GardenThe whole concept sounds romantic, doesn’t it? Gardens and parties seem to be made for each other. Like Bogie and Bacall, Lucy and Desi, Gin and Tonic …

I fell in love with the Lowcountry when I was here on vacation. I had looked all over the country for property where I could retire and build the house and garden of my dreams. I bought property here years before I was able to actually build a house on it. I spent those intervening years dreaming about the garden parties I would have.  

I had it all planned. Flower laden tables for dinners of no more than eight (for best conversation, you know). Afternoon tea parties with me sitting at a table asking, “China or India?”, while serving scones and clotted cream. Barbecues with checkered tablecloths and candles in mason jars. Evening wine tastings with Vivaldi playing softly, and 15 or 20 of my closest friends, oohing and aahing over my delightful and fragrant garden. 

To paraphrase Margaret Evans in a recent column, “Are you laughing yet?”   

When I finally was able to live here, my first clue that my garden party plans were about to be torpedoed was when I found out about ‘no-see-ums’. I’d never even heard of them. Sure, I had heard of gnats, but those were the things that drove cattle crazy on the Great Plains and terrorized caribou in Alaska. Turns out, gnats had changed their name to ‘no-see-ums’ and had relocated by the bazillions to the Lowcountry. They’re aptly named, too, because you rarely see them unless they are part of a swarm. Your first indication that they’re around is a red hot needle-like pain on what appears to be bare skin. Smacking the area is useless. By the time you realize you’ve been bitten, they’ve left for new territory.  “Well,” you think, “they can’t be that bad; you can barely see them.”  Hah! Days later you’re still scratching and muttering cuss words you’d never use in front of your mother.

And that was just the beginning. I was raised in Texas, where we had what we called ‘red ants.’ Great big old things that you could see coming and who advertised their colonies with large, volcano shaped mounds. My first experience with the ubiquitous fire ants down here traumatized me. They are the smartest and the sneakiest of all biters.

They’re so tiny I couldn’t feel them crawling up my ankles until there was an entire regiment of them heading for my nether regions, waiting for their Sergeant to send them the signal to “Attack!!” Followed by my scream and efforts to run for the house while simultaneously pulling down my trousers to see what the heck was happening down there. You could darn well see them now. Divested of my jeans, I turned the hose on myself while jumping up and down and yelling “What the ??”.    And that wasn’t the worst part. During the next days, every single bite (there were 27 of them; I counted) developed pustules which lasted for weeks and they not only itched, they hurt.  

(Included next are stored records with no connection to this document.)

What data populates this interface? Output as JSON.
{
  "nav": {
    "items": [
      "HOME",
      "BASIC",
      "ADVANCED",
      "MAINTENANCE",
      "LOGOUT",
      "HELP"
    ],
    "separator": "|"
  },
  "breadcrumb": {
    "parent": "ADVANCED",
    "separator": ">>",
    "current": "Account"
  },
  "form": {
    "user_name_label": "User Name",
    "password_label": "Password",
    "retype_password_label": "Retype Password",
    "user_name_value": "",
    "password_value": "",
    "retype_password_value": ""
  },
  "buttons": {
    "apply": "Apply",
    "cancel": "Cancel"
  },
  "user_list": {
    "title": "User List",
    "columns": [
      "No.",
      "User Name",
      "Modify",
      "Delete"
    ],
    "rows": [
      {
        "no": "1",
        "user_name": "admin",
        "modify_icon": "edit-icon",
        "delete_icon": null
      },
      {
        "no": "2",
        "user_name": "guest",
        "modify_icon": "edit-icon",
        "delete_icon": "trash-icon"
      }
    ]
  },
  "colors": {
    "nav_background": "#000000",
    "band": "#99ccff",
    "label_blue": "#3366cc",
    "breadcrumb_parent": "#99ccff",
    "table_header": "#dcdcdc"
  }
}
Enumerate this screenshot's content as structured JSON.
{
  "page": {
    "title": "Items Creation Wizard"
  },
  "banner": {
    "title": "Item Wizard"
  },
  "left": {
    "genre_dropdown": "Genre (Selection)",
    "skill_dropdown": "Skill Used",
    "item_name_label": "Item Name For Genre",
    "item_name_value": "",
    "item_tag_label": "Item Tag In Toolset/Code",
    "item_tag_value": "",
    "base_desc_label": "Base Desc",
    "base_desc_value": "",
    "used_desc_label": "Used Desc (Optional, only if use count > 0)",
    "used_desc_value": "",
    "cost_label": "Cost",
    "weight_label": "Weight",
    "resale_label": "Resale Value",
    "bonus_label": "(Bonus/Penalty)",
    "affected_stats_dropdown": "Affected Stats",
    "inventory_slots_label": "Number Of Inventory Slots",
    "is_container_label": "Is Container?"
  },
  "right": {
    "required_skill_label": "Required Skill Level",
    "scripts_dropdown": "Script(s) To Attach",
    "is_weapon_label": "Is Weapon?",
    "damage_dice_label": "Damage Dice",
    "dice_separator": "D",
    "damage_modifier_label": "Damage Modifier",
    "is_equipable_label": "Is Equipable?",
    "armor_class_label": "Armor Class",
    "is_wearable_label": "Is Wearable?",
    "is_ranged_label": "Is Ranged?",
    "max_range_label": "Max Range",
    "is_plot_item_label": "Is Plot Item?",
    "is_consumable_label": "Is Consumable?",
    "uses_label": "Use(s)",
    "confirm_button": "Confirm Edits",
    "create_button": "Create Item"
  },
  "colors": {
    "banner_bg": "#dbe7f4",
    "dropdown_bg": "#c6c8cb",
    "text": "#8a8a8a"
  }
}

Fire ants can survive even floods. They entwine themselves together to make a living raft which can successfully float for weeks. And their visible mounds belie underground tunnels which can stretch for miles! No wonder we can’t ever get rid of them.

Seems like everything in my yard bites. I was driving my lawn tractor when suddenly, I thought I had been shot. Literally. I thought some hunter had missed his target and hit me. I had obviously driven over an underground hive, because when I brought my hand up to my neck, I encountered a still angry wasp (or a hornet, I can’t tell the difference), who hadn’t done enough damage yet, so it stung my hand, too! What chutzpah!  

We haven’t even talked about mosquitoes, chiggers, snakes, alligators and spiders.  And while Palmetto Bugs don’t bite, they can sure give you a start when you turn on the light in a dark room. Eeeouw. I have convinced my bug-phobic daughter-in-law, Sylvia, that those black beetle-like things are just harmless Palmetto Bugs, native to the Lowcountry; not cockroaches. Don’t give me away. Plato would have called it a noble lie.  

And those darn love bugs. When they make their twice yearly visits, you learn to keep your mouth shut when you’re outside. Don’t everyawn, sneeze or yodel. It’s an experience you don’t want to repeat when a couple of love bugs (doing you know what…they don’t call ‘em love bugs for nothing!) fly into your open mouth and do the shag on your soft palate. Double entendre intended.  

So there went my dream of garden parties. Other than to work in the garden, my participation there is now limited to strolling. To be still is to be attacked, so there is really no good reason for the benches and chairs I’ve dotted throughout the garden. And as for evening strolls with a glass of wine, except for a few weeks, that’s a mostly unrealized dream, too. The minute the sun goes down, or even hides behind a cloud, the mosquitoes and no-see-ums pounce. My summer perfume of choice is ‘Deep Woods Off.’  Did you know that stuff will melt your fingernail polish?

In defeat, I glassed in my screened porch and now my guests and I can sit in air conditioned and heated comfort to enjoy the garden all year. But entertaining there just ain’ta garden party. 

P.S.  Every single word of this article is true.